[Page and application data records]
--------------------------------------------------

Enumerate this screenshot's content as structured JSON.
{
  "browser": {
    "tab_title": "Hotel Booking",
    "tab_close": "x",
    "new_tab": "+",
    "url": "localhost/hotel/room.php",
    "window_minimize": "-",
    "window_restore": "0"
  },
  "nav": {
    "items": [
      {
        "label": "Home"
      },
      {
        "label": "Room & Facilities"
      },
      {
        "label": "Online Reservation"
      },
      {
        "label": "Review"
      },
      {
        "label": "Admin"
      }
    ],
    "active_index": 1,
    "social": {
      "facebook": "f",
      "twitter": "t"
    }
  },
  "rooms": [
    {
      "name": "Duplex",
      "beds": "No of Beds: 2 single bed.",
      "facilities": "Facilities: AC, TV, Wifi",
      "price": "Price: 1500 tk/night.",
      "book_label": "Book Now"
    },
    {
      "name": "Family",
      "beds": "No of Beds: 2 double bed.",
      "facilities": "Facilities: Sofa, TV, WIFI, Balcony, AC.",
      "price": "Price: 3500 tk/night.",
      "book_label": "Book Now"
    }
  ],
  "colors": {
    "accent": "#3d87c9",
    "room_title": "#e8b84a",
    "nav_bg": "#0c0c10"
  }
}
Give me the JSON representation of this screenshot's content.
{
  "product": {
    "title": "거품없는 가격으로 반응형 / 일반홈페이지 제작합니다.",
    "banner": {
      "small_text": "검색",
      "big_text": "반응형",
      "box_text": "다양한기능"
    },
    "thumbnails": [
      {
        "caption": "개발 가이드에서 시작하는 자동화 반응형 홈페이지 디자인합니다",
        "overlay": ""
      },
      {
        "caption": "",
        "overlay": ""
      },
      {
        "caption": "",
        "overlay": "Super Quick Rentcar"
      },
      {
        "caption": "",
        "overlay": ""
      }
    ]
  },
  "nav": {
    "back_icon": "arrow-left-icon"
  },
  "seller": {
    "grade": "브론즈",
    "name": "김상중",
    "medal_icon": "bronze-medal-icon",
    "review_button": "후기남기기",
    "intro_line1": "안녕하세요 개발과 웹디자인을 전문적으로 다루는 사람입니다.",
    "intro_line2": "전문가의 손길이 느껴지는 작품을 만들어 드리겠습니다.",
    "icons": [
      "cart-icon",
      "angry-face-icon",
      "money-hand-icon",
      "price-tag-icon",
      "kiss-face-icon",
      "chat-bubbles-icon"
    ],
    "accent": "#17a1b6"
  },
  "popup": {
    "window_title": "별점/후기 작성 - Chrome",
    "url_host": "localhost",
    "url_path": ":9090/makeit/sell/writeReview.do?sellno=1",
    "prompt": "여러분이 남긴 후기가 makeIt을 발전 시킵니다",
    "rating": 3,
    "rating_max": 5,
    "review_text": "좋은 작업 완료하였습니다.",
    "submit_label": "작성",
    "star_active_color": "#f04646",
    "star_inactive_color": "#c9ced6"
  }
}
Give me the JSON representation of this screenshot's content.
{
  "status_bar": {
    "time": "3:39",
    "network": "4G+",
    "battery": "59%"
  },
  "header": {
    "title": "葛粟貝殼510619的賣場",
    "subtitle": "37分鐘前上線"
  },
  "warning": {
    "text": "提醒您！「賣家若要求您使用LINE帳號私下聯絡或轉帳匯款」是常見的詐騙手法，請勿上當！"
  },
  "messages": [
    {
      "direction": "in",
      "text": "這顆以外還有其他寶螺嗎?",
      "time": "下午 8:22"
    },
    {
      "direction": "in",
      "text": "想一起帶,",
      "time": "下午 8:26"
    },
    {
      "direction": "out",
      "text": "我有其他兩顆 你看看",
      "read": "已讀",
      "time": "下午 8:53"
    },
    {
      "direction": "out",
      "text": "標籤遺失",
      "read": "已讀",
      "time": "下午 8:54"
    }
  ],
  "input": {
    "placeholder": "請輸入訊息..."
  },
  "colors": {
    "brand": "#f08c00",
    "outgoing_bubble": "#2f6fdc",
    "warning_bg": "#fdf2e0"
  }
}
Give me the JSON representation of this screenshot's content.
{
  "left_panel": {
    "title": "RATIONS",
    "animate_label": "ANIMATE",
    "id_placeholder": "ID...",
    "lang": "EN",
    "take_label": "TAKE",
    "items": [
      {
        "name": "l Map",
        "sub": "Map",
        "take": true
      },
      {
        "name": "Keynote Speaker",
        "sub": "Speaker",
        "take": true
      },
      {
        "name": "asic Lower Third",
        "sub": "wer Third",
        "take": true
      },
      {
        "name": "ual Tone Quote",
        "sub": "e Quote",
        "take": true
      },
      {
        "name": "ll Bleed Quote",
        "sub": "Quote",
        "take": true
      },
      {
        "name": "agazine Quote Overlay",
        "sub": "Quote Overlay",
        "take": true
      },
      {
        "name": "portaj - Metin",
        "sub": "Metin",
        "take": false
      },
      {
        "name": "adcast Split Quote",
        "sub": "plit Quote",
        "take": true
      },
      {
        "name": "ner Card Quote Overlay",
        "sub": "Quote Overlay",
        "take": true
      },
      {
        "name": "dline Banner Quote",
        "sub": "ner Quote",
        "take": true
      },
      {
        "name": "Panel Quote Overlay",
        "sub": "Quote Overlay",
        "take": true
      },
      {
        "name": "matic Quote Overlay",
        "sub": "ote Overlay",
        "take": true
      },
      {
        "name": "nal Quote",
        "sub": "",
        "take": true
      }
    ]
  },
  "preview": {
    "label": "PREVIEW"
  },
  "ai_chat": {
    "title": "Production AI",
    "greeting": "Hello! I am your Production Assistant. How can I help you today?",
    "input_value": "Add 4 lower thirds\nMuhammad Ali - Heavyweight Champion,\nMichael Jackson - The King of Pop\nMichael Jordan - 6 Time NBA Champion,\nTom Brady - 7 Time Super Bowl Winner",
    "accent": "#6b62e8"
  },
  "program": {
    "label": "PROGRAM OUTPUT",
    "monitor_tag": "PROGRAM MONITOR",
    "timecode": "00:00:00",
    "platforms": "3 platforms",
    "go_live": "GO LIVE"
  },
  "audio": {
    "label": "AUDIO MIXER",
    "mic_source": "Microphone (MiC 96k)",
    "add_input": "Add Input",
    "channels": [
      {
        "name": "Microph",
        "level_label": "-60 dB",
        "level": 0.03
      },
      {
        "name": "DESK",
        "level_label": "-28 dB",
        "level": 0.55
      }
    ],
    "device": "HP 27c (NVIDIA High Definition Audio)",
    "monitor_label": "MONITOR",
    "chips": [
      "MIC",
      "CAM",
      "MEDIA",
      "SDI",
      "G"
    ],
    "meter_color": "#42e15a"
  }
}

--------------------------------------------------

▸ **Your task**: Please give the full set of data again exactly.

▸ **Completed exercise**:
Enumerate this screenshot's content as structured JSON.
{
  "browser": {
    "tab_title": "Hotel Booking",
    "tab_close": "x",
    "new_tab": "+",
    "url": "localhost/hotel/room.php",
    "window_minimize": "-",
    "window_restore": "0"
  },
  "nav": {
    "items": [
      {
        "label": "Home"
      },
      {
        "label": "Room & Facilities"
      },
      {
        "label": "Online Reservation"
      },
      {
        "label": "Review"
      },
      {
        "label": "Admin"
      }
    ],
    "active_index": 1,
    "social": {
      "facebook": "f",
      "twitter": "t"
    }
  },
  "rooms": [
    {
      "name": "Duplex",
      "beds": "No of Beds: 2 single bed.",
      "facilities": "Facilities: AC, TV, Wifi",
      "price": "Price: 1500 tk/night.",
      "book_label": "Book Now"
    },
    {
      "name": "Family",
      "beds": "No of Beds: 2 double bed.",
      "facilities": "Facilities: Sofa, TV, WIFI, Balcony, AC.",
      "price": "Price: 3500 tk/night.",
      "book_label": "Book Now"
    }
  ],
  "colors": {
    "accent": "#3d87c9",
    "room_title": "#e8b84a",
    "nav_bg": "#0c0c10"
  }
}
Give me the JSON representation of this screenshot's content.
{
  "product": {
    "title": "거품없는 가격으로 반응형 / 일반홈페이지 제작합니다.",
    "banner": {
      "small_text": "검색",
      "big_text": "반응형",
      "box_text": "다양한기능"
    },
    "thumbnails": [
      {
        "caption": "개발 가이드에서 시작하는 자동화 반응형 홈페이지 디자인합니다",
        "overlay": ""
      },
      {
        "caption": "",
        "overlay": ""
      },
      {
        "caption": "",
        "overlay": "Super Quick Rentcar"
      },
      {
        "caption": "",
        "overlay": ""
      }
    ]
  },
  "nav": {
    "back_icon": "arrow-left-icon"
  },
  "seller": {
    "grade": "브론즈",
    "name": "김상중",
    "medal_icon": "bronze-medal-icon",
    "review_button": "후기남기기",
    "intro_line1": "안녕하세요 개발과 웹디자인을 전문적으로 다루는 사람입니다.",
    "intro_line2": "전문가의 손길이 느껴지는 작품을 만들어 드리겠습니다.",
    "icons": [
      "cart-icon",
      "angry-face-icon",
      "money-hand-icon",
      "price-tag-icon",
      "kiss-face-icon",
      "chat-bubbles-icon"
    ],
    "accent": "#17a1b6"
  },
  "popup": {
    "window_title": "별점/후기 작성 - Chrome",
    "url_host": "localhost",
    "url_path": ":9090/makeit/sell/writeReview.do?sellno=1",
    "prompt": "여러분이 남긴 후기가 makeIt을 발전 시킵니다",
    "rating": 3,
    "rating_max": 5,
    "review_text": "좋은 작업 완료하였습니다.",
    "submit_label": "작성",
    "star_active_color": "#f04646",
    "star_inactive_color": "#c9ced6"
  }
}
Give me the JSON representation of this screenshot's content.
{
  "status_bar": {
    "time": "3:39",
    "network": "4G+",
    "battery": "59%"
  },
  "header": {
    "title": "葛粟貝殼510619的賣場",
    "subtitle": "37分鐘前上線"
  },
  "warning": {
    "text": "提醒您！「賣家若要求您使用LINE帳號私下聯絡或轉帳匯款」是常見的詐騙手法，請勿上當！"
  },
  "messages": [
    {
      "direction": "in",
      "text": "這顆以外還有其他寶螺嗎?",
      "time": "下午 8:22"
    },
    {
      "direction": "in",
      "text": "想一起帶,",
      "time": "下午 8:26"
    },
    {
      "direction": "out",
      "text": "我有其他兩顆 你看看",
      "read": "已讀",
      "time": "下午 8:53"
    },
    {
      "direction": "out",
      "text": "標籤遺失",
      "read": "已讀",
      "time": "下午 8:54"
    }
  ],
  "input": {
    "placeholder": "請輸入訊息..."
  },
  "colors": {
    "brand": "#f08c00",
    "outgoing_bubble": "#2f6fdc",
    "warning_bg": "#fdf2e0"
  }
}
Give me the JSON representation of this screenshot's content.
{
  "left_panel": {
    "title": "RATIONS",
    "animate_label": "ANIMATE",
    "id_placeholder": "ID...",
    "lang": "EN",
    "take_label": "TAKE",
    "items": [
      {
        "name": "l Map",
        "sub": "Map",
        "take": true
      },
      {
        "name": "Keynote Speaker",
        "sub": "Speaker",
        "take": true
      },
      {
        "name": "asic Lower Third",
        "sub": "wer Third",
        "take": true
      },
      {
        "name": "ual Tone Quote",
        "sub": "e Quote",
        "take": true
      },
      {
        "name": "ll Bleed Quote",
        "sub": "Quote",
        "take": true
      },
      {
        "name": "agazine Quote Overlay",
        "sub": "Quote Overlay",
        "take": true
      },
      {
        "name": "portaj - Metin",
        "sub": "Metin",
        "take": false
      },
      {
        "name": "adcast Split Quote",
        "sub": "plit Quote",
        "take": true
      },
      {
        "name": "ner Card Quote Overlay",
        "sub": "Quote Overlay",
        "take": true
      },
      {
        "name": "dline Banner Quote",
        "sub": "ner Quote",
        "take": true
      },
      {
        "name": "Panel Quote Overlay",
        "sub": "Quote Overlay",
        "take": true
      },
      {
        "name": "matic Quote Overlay",
        "sub": "ote Overlay",
        "take": true
      },
      {
        "name": "nal Quote",
        "sub": "",
        "take": true
      }
    ]
  },
  "preview": {
    "label": "PREVIEW"
  },
  "ai_chat": {
    "title": "Production AI",
    "greeting": "Hello! I am your Production Assistant. How can I help you today?",
    "input_value": "Add 4 lower thirds\nMuhammad Ali - Heavyweight Champion,\nMichael Jackson - The King of Pop\nMichael Jordan - 6 Time NBA Champion,\nTom Brady - 7 Time Super Bowl Winner",
    "accent": "#6b62e8"
  },
  "program": {
    "label": "PROGRAM OUTPUT",
    "monitor_tag": "PROGRAM MONITOR",
    "timecode": "00:00:00",
    "platforms": "3 platforms",
    "go_live": "GO LIVE"
  },
  "audio": {
    "label": "AUDIO MIXER",
    "mic_source": "Microphone (MiC 96k)",
    "add_input": "Add Input",
    "channels": [
      {
        "name": "Microph",
        "level_label": "-60 dB",
        "level": 0.03
      },
      {
        "name": "DESK",
        "level_label": "-28 dB",
        "level": 0.55
      }
    ],
    "device": "HP 27c (NVIDIA High Definition Audio)",
    "monitor_label": "MONITOR",
    "chips": [
      "MIC",
      "CAM",
      "MEDIA",
      "SDI",
      "G"
    ],
    "meter_color": "#42e15a"
  }
}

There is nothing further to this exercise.